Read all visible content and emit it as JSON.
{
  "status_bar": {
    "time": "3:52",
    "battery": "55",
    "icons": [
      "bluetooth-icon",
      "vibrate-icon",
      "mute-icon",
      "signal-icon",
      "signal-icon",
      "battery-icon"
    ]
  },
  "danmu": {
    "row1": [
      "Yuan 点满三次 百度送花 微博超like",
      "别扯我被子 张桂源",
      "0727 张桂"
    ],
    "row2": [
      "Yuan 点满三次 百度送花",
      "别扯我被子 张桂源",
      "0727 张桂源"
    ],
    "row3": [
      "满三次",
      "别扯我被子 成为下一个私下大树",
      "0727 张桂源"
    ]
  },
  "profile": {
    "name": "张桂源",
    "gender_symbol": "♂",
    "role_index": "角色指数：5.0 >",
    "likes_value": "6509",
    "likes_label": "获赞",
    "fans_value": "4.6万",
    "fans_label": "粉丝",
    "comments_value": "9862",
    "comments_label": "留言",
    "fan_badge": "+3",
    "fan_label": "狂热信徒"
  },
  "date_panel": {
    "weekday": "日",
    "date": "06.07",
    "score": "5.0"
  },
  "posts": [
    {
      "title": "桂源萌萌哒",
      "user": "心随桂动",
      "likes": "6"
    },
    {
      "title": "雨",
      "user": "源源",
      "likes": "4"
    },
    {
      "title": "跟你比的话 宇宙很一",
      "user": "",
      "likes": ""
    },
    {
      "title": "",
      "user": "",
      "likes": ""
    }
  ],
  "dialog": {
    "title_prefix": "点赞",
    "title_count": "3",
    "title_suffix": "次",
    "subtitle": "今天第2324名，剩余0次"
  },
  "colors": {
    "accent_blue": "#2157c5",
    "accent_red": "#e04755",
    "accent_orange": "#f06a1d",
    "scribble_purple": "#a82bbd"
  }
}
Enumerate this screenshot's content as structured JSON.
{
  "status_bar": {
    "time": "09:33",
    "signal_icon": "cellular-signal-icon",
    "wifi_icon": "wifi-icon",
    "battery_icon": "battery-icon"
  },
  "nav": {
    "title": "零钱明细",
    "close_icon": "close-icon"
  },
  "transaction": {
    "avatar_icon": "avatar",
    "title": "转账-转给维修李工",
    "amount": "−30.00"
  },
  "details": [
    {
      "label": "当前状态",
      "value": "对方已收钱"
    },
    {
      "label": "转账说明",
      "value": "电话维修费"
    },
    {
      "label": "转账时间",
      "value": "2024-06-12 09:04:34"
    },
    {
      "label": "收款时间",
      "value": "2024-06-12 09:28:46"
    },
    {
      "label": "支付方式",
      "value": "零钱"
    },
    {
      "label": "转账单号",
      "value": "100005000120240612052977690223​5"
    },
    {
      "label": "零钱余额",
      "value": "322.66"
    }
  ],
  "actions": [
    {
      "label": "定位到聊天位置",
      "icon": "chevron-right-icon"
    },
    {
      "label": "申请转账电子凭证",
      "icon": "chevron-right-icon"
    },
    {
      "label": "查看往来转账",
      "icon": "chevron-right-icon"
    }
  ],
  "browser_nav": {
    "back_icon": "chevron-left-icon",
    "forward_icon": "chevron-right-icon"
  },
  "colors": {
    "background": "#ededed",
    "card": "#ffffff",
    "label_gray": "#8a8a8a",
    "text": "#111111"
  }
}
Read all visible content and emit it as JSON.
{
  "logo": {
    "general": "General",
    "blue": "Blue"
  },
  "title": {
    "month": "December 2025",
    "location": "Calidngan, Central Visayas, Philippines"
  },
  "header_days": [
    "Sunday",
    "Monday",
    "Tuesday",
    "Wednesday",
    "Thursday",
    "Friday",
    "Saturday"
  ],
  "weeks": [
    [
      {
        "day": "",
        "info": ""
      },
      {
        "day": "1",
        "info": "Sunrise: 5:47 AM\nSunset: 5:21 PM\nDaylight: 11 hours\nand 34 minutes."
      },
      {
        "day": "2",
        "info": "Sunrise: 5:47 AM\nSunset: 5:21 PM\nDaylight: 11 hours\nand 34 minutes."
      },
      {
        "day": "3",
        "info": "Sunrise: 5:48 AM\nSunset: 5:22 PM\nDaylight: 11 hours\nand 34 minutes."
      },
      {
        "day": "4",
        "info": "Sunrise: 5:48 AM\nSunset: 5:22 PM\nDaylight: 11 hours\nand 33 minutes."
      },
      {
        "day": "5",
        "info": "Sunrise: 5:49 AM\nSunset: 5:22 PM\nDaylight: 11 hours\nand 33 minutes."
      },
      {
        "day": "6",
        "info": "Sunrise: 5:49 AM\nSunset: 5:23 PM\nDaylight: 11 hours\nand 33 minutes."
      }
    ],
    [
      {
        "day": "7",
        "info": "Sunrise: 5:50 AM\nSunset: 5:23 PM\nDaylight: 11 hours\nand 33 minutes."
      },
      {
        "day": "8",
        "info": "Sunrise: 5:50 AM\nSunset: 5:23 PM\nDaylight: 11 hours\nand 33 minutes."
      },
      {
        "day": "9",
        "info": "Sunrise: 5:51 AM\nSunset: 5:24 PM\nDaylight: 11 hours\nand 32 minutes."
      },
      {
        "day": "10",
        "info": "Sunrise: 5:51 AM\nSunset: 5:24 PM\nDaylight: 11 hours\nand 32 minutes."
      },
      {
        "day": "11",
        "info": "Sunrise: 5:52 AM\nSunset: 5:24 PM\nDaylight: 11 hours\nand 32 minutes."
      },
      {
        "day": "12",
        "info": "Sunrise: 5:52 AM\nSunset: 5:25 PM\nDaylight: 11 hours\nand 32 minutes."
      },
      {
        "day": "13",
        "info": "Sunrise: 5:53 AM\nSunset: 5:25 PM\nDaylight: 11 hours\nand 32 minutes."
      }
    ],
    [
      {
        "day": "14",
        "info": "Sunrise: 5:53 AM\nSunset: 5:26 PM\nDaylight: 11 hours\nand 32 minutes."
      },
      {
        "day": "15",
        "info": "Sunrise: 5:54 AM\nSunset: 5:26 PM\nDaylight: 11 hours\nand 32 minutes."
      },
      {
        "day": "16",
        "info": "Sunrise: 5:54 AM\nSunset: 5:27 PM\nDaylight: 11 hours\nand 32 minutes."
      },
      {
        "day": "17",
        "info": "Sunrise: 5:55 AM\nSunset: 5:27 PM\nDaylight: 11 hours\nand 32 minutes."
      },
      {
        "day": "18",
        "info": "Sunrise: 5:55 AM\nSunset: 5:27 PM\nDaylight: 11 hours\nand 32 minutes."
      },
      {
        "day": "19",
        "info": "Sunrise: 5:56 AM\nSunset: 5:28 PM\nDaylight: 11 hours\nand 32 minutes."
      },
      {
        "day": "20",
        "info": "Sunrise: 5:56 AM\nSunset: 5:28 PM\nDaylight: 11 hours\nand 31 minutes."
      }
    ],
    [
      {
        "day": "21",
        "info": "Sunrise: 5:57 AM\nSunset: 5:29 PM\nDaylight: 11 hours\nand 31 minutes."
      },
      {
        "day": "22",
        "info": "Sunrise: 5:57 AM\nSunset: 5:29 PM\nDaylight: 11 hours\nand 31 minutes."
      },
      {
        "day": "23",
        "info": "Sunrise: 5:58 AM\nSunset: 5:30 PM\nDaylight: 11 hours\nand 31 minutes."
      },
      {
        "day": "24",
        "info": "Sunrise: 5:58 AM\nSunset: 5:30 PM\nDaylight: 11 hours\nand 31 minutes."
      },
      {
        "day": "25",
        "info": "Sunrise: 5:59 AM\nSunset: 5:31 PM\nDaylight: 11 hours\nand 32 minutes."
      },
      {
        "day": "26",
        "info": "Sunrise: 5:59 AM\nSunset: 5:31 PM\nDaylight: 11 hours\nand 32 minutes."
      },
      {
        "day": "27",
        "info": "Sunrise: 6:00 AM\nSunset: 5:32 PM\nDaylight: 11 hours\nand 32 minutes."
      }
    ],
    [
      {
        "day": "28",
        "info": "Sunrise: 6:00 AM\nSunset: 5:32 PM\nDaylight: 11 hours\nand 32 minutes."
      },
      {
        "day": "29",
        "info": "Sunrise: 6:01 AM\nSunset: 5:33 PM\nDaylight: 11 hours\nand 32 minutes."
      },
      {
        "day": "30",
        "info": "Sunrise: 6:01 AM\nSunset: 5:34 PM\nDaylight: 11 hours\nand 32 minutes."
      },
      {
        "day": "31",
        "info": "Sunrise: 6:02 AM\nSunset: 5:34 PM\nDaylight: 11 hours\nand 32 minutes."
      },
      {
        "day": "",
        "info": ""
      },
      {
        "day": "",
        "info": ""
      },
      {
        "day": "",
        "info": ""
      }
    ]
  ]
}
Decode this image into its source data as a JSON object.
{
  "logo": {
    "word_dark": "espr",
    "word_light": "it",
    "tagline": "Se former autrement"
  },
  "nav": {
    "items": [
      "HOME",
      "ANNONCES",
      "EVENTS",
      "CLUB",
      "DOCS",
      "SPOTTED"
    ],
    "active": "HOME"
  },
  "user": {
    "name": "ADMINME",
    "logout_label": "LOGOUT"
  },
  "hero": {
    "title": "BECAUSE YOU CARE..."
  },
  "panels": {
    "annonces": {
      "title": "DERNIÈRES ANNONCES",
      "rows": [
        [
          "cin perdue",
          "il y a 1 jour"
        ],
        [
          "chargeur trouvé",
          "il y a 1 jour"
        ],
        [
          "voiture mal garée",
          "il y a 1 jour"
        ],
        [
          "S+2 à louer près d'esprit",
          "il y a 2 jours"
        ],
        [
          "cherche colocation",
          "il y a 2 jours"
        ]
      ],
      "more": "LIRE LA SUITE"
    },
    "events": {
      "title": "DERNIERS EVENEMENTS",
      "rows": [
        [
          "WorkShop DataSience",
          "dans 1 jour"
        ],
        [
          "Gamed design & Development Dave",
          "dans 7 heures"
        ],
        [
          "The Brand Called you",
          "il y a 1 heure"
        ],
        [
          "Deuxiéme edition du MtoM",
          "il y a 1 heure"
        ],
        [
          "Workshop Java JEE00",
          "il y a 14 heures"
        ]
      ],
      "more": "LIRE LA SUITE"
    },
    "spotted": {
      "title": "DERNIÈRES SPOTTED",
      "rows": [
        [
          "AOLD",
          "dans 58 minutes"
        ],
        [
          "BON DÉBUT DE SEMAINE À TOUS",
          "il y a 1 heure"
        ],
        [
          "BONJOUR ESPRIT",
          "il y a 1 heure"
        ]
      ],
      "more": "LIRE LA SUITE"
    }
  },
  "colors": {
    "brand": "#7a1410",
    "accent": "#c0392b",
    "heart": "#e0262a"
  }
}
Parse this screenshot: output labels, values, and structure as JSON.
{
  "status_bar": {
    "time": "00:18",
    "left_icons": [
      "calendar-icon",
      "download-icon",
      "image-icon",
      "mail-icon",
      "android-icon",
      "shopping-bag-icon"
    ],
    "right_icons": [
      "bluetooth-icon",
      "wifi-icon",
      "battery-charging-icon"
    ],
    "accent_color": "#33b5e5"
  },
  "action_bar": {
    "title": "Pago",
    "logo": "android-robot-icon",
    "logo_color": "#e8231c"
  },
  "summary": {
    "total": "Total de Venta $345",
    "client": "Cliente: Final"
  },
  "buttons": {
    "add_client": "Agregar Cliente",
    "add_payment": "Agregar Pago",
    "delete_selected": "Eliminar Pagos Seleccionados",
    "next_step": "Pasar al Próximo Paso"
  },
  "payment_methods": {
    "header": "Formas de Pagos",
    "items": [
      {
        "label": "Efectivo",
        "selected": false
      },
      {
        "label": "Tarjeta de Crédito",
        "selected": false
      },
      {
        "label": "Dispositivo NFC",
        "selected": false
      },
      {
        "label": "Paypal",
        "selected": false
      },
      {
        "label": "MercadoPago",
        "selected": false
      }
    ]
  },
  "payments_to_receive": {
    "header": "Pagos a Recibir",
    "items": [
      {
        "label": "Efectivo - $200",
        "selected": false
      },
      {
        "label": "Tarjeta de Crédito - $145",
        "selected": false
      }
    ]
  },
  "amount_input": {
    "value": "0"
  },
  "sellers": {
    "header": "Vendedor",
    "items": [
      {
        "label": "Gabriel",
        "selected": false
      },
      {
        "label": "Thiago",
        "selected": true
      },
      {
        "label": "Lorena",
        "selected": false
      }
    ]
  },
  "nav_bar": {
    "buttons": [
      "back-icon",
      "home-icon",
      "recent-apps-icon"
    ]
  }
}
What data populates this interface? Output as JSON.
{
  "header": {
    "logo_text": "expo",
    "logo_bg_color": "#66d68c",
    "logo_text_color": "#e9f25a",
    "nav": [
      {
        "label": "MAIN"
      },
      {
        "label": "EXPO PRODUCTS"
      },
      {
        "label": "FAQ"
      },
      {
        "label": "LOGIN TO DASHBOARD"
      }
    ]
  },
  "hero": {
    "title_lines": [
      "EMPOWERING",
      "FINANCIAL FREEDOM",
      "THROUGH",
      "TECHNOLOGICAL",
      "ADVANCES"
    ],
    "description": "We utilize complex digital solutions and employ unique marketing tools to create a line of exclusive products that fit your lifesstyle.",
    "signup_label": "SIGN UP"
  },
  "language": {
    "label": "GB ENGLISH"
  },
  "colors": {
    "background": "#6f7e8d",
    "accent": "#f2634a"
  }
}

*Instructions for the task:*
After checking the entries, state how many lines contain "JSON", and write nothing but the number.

*Written answer:*
6